Fortunately for PLUS they retained a shape-shifting ability in their DNA. Enacting this ability they have started the morph into STREAM and PHOTO whilst giving birth to a new child HANG. I suspect HANG will get adopted by the DRIVE gang leaving STREAM and PHOTO to go their own way.

INSTA, TWIT and BOOK noticed that PLUS had left, but they didn’t have a party. PLUS was one of many trying cement a place in the gang; PLUS may have been one of the noisiest but it’s not always noise that makes the difference.

The thing about being at the top of the tree, as INSTA TWIT and BOOK are, is the constant fear that someone is going to chop your tree down or build a bigger one right next to you.

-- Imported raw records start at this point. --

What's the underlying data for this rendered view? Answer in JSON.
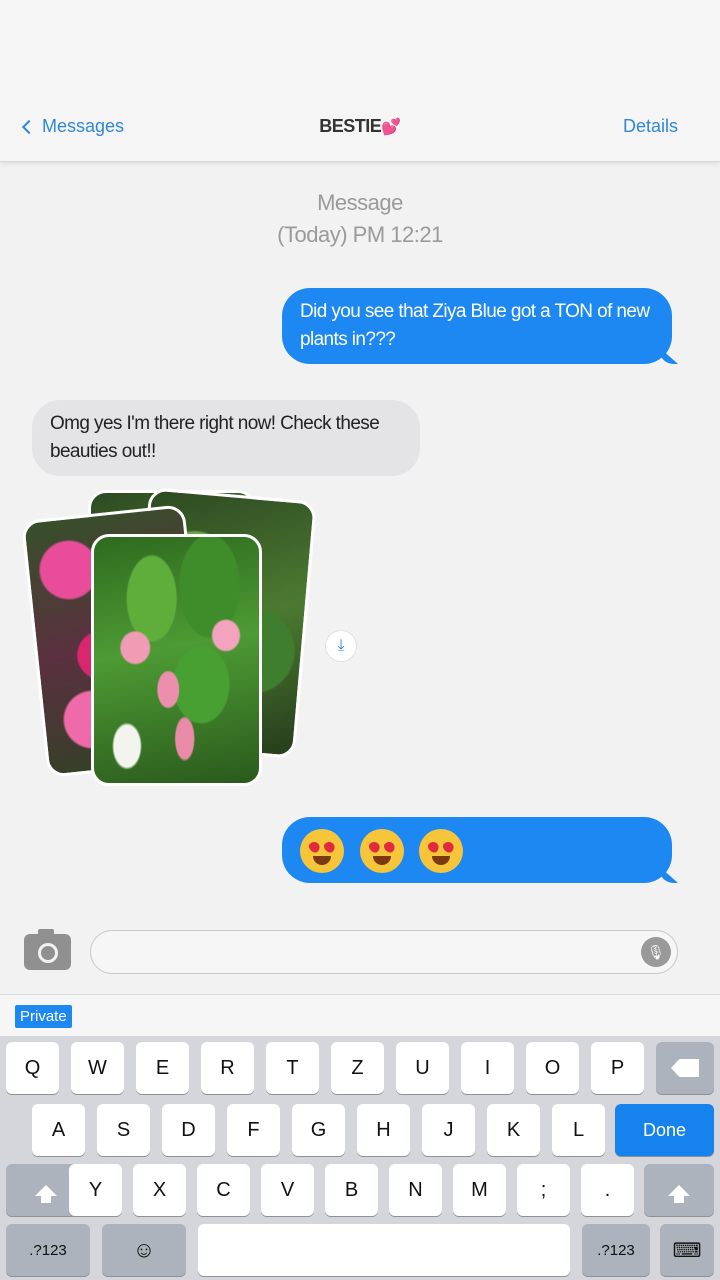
{
  "header": {
    "back_label": "Messages",
    "title": "BESTIE",
    "title_emoji": "💕",
    "details_label": "Details"
  },
  "timestamp": {
    "line1": "Message",
    "line2": "(Today) PM 12:21"
  },
  "messages": [
    {
      "direction": "outgoing",
      "text": "Did you see that Ziya Blue got a TON of new plants in???"
    },
    {
      "direction": "incoming",
      "text": "Omg yes I'm there right now! Check these beauties out!!"
    },
    {
      "direction": "incoming",
      "type": "photo-stack",
      "count": 3
    },
    {
      "direction": "outgoing",
      "type": "emoji",
      "emojis": [
        "heart-eyes",
        "heart-eyes",
        "heart-eyes"
      ]
    }
  ],
  "composer": {
    "placeholder": ""
  },
  "keyboard": {
    "private_label": "Private",
    "row1": [
      "Q",
      "W",
      "E",
      "R",
      "T",
      "Z",
      "U",
      "I",
      "O",
      "P"
    ],
    "row2": [
      "A",
      "S",
      "D",
      "F",
      "G",
      "H",
      "J",
      "K",
      "L"
    ],
    "done_label": "Done",
    "row3": [
      "Y",
      "X",
      "C",
      "V",
      "B",
      "N",
      "M",
      ";",
      "."
    ],
    "numbers_label": ".?123"
  },
  "colors": {
    "accent": "#1e88f2",
    "link": "#2f87d6",
    "incoming_bubble": "#e4e4e6"
  }
}
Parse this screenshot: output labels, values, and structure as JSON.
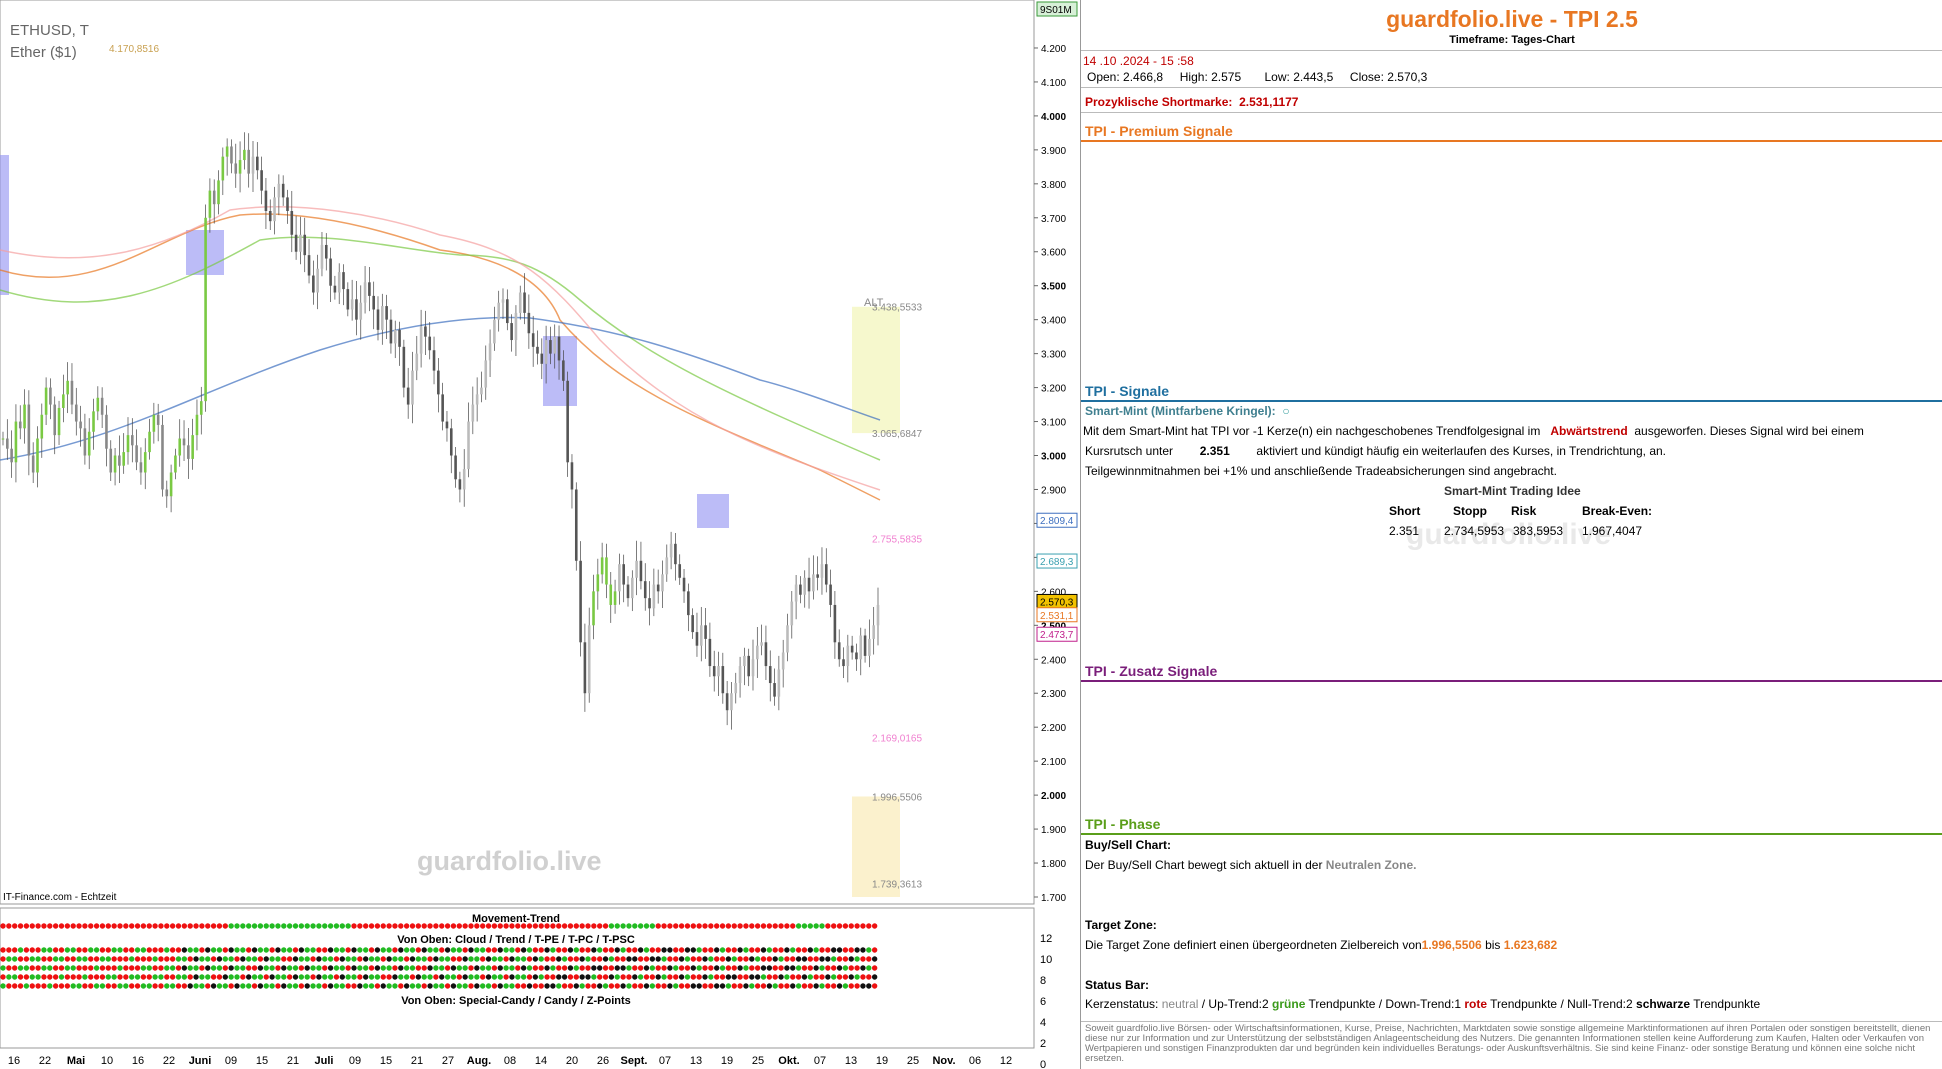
{
  "chart_data": {
    "type": "candlestick",
    "symbol": "ETHUSD, T",
    "instrument": "Ether ($1)",
    "source": "IT-Finance.com - Echtzeit",
    "watermark": "guardfolio.live",
    "badge": "9S01M",
    "ylim": [
      1700,
      4250
    ],
    "y_ticks": [
      "4.200",
      "4.100",
      "4.000",
      "3.900",
      "3.800",
      "3.700",
      "3.600",
      "3.500",
      "3.400",
      "3.300",
      "3.200",
      "3.100",
      "3.000",
      "2.900",
      "2.800",
      "2.700",
      "2.600",
      "2.500",
      "2.400",
      "2.300",
      "2.200",
      "2.100",
      "2.000",
      "1.900",
      "1.800",
      "1.700"
    ],
    "x_ticks": [
      "16",
      "22",
      "Mai",
      "10",
      "16",
      "22",
      "Juni",
      "09",
      "15",
      "21",
      "Juli",
      "09",
      "15",
      "21",
      "27",
      "Aug.",
      "08",
      "14",
      "20",
      "26",
      "Sept.",
      "07",
      "13",
      "19",
      "25",
      "Okt.",
      "07",
      "13",
      "19",
      "25",
      "Nov.",
      "06",
      "12"
    ],
    "bold_x_ticks": [
      "Mai",
      "Juni",
      "Juli",
      "Aug.",
      "Sept.",
      "Okt.",
      "Nov."
    ],
    "closes": [
      3050,
      3020,
      2980,
      3100,
      3080,
      3150,
      3000,
      2950,
      3050,
      3120,
      3200,
      3150,
      3060,
      3140,
      3180,
      3220,
      3150,
      3100,
      3080,
      3000,
      3070,
      3130,
      3170,
      3120,
      3020,
      2950,
      3000,
      2970,
      3010,
      3060,
      3030,
      2980,
      2950,
      3010,
      3070,
      3120,
      3090,
      2900,
      2880,
      2950,
      3000,
      3050,
      3030,
      2990,
      3060,
      3120,
      3160,
      3700,
      3780,
      3740,
      3810,
      3880,
      3910,
      3860,
      3830,
      3870,
      3900,
      3830,
      3880,
      3840,
      3780,
      3720,
      3690,
      3760,
      3800,
      3760,
      3720,
      3650,
      3600,
      3650,
      3590,
      3530,
      3480,
      3550,
      3620,
      3580,
      3500,
      3480,
      3540,
      3490,
      3430,
      3460,
      3400,
      3450,
      3510,
      3470,
      3430,
      3370,
      3440,
      3400,
      3330,
      3370,
      3320,
      3200,
      3150,
      3250,
      3300,
      3380,
      3350,
      3310,
      3250,
      3180,
      3100,
      3080,
      3000,
      2930,
      2900,
      2960,
      3100,
      3150,
      3180,
      3200,
      3280,
      3330,
      3400,
      3450,
      3460,
      3390,
      3340,
      3420,
      3480,
      3420,
      3360,
      3320,
      3300,
      3270,
      3340,
      3300,
      3350,
      3280,
      3220,
      2980,
      2900,
      2690,
      2450,
      2300,
      2500,
      2600,
      2650,
      2700,
      2620,
      2560,
      2600,
      2680,
      2620,
      2580,
      2640,
      2690,
      2630,
      2580,
      2550,
      2620,
      2600,
      2650,
      2700,
      2740,
      2680,
      2640,
      2600,
      2530,
      2480,
      2440,
      2500,
      2460,
      2380,
      2350,
      2380,
      2300,
      2250,
      2300,
      2330,
      2380,
      2410,
      2350,
      2400,
      2440,
      2450,
      2380,
      2330,
      2290,
      2370,
      2420,
      2500,
      2570,
      2620,
      2590,
      2640,
      2600,
      2650,
      2640,
      2680,
      2620,
      2560,
      2450,
      2400,
      2380,
      2440,
      2420,
      2400,
      2470,
      2410,
      2460,
      2500,
      2560
    ],
    "chart_annotations": {
      "high_label": "4.170,8516",
      "zone_label": "ALT",
      "levels": [
        "3.438,5533",
        "3.065,6847",
        "2.755,5835",
        "2.169,0165",
        "1.996,5506",
        "1.739,3613"
      ],
      "price_tags": [
        {
          "text": "2.809,4",
          "color": "#3d6fbf",
          "value": 2809.4
        },
        {
          "text": "2.689,3",
          "color": "#3aa0b0",
          "value": 2689.3
        },
        {
          "text": "2.570,3",
          "color": "#000000",
          "value": 2570.3,
          "bg": "#f2c200"
        },
        {
          "text": "2.531,1",
          "color": "#e87722",
          "value": 2531.1
        },
        {
          "text": "2.473,7",
          "color": "#c0208c",
          "value": 2473.7
        }
      ]
    },
    "movement_trend": {
      "title": "Movement-Trend",
      "subtitle1": "Von Oben: Cloud / Trend / T-PE / T-PC / T-PSC",
      "subtitle2": "Von Oben: Special-Candy / Candy / Z-Points",
      "y_ticks": [
        "12",
        "10",
        "8",
        "6",
        "4",
        "2",
        "0"
      ]
    }
  },
  "panel": {
    "title": "guardfolio.live - TPI 2.5",
    "timeframe": "Timeframe: Tages-Chart",
    "datetime": "14 .10 .2024  - 15 :58",
    "ohlc": {
      "open_label": "Open:",
      "open": "2.466,8",
      "high_label": "High:",
      "high": "2.575",
      "low_label": "Low:",
      "low": "2.443,5",
      "close_label": "Close:",
      "close": "2.570,3"
    },
    "shortmark_label": "Prozyklische Shortmarke:",
    "shortmark_value": "2.531,1177",
    "premium_title": "TPI - Premium Signale",
    "signals_title": "TPI - Signale",
    "smart_mint_label": "Smart-Mint (Mintfarbene Kringel):",
    "sm_line1_a": "Mit dem Smart-Mint hat TPI vor -1  Kerze(n) ein nachgeschobenes Trendfolgesignal im",
    "sm_line1_trend": "Abwärtstrend",
    "sm_line1_b": "ausgeworfen. Dieses Signal wird bei einem",
    "sm_line2_a": "Kursrutsch unter",
    "sm_line2_value": "2.351",
    "sm_line2_b": "aktiviert und kündigt häufig ein weiterlaufen des Kurses, in Trendrichtung, an.",
    "sm_line3": "Teilgewinnmitnahmen bei +1% und anschließende Tradeabsicherungen sind angebracht.",
    "trade_idea_title": "Smart-Mint Trading Idee",
    "trade_headers": [
      "Short",
      "Stopp",
      "Risk",
      "Break-Even:"
    ],
    "trade_values": [
      "2.351",
      "2.734,5953",
      "383,5953",
      "1.967,4047"
    ],
    "watermark": "guardfolio.live",
    "zusatz_title": "TPI - Zusatz Signale",
    "phase_title": "TPI - Phase",
    "buysell_label": "Buy/Sell Chart:",
    "buysell_text": "Der Buy/Sell Chart bewegt sich aktuell in der",
    "buysell_zone": "Neutralen Zone.",
    "target_label": "Target Zone:",
    "target_text": "Die Target Zone definiert einen übergeordneten Zielbereich von",
    "target_from": "1.996,5506",
    "target_bis": "bis",
    "target_to": "1.623,682",
    "status_label": "Status Bar:",
    "status_a": "Kerzenstatus:",
    "status_neutral": "neutral",
    "status_b": "/ Up-Trend:2",
    "status_gruene": "grüne",
    "status_c": "Trendpunkte  / Down-Trend:1",
    "status_rote": "rote",
    "status_d": "Trendpunkte / Null-Trend:2",
    "status_schwarze": "schwarze",
    "status_e": "Trendpunkte",
    "disclaimer": "Soweit guardfolio.live Börsen- oder Wirtschaftsinformationen, Kurse, Preise, Nachrichten, Marktdaten sowie sonstige allgemeine Marktinformationen auf ihren Portalen oder sonstigen bereitstellt, dienen diese nur zur Information und zur Unterstützung der selbstständigen Anlageentscheidung des Nutzers. Die genannten Informationen stellen keine Aufforderung zum Kaufen, Halten oder Verkaufen von Wertpapieren und sonstigen Finanzprodukten dar und begründen kein individuelles Beratungs- oder Auskunftsverhältnis. Sie sind keine Finanz- oder sonstige Beratung und können eine solche nicht ersetzen."
  },
  "colors": {
    "brand": "#e87722",
    "premium": "#e87722",
    "signals": "#1f6f9f",
    "zusatz": "#7a1e7a",
    "phase": "#5a9e1a",
    "up": "#7ac943",
    "down": "#c00000"
  }
}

Is Facebook making you glum?

Interesting conclusions to some research from August 2013:

On the surface, Facebook provides an invaluable resource for fulfilling the basic human need for social connection. Rather than enhancing well-being, however, these findings suggest that Facebook may undermine it.

Facebook Use Predicts Declines in Subjective Well-Being in Young Adults

The important term in the title of this research is Subject Well-Being which is referring to how people experience well-being. In other words the research is assessing how people perceive their thoughts and emotions.

The way that the research did this was to send people text messages to survey how they were feeling over a 14 day period. The responses lead to the following conclusion:

The more people used Facebook at one time point, the worse they felt the next time we text-messaged them; the more they used Facebook over two-weeks, the more their life satisfaction levels declined over time. Interacting with other people “directly” did not predict these negative outcomes. They were also not moderated by the size of people’s Facebook networks, their perceived supportiveness, motivation for using Facebook, gender, loneliness, self-esteem, or depression.

Personally I think that we are conducting a huge psychology experiment on the human race without too much in the way of risk assessment or training for those involved. As the evidence builds I suspect that our attitude to participating in these experiments will shift to be far more cautious.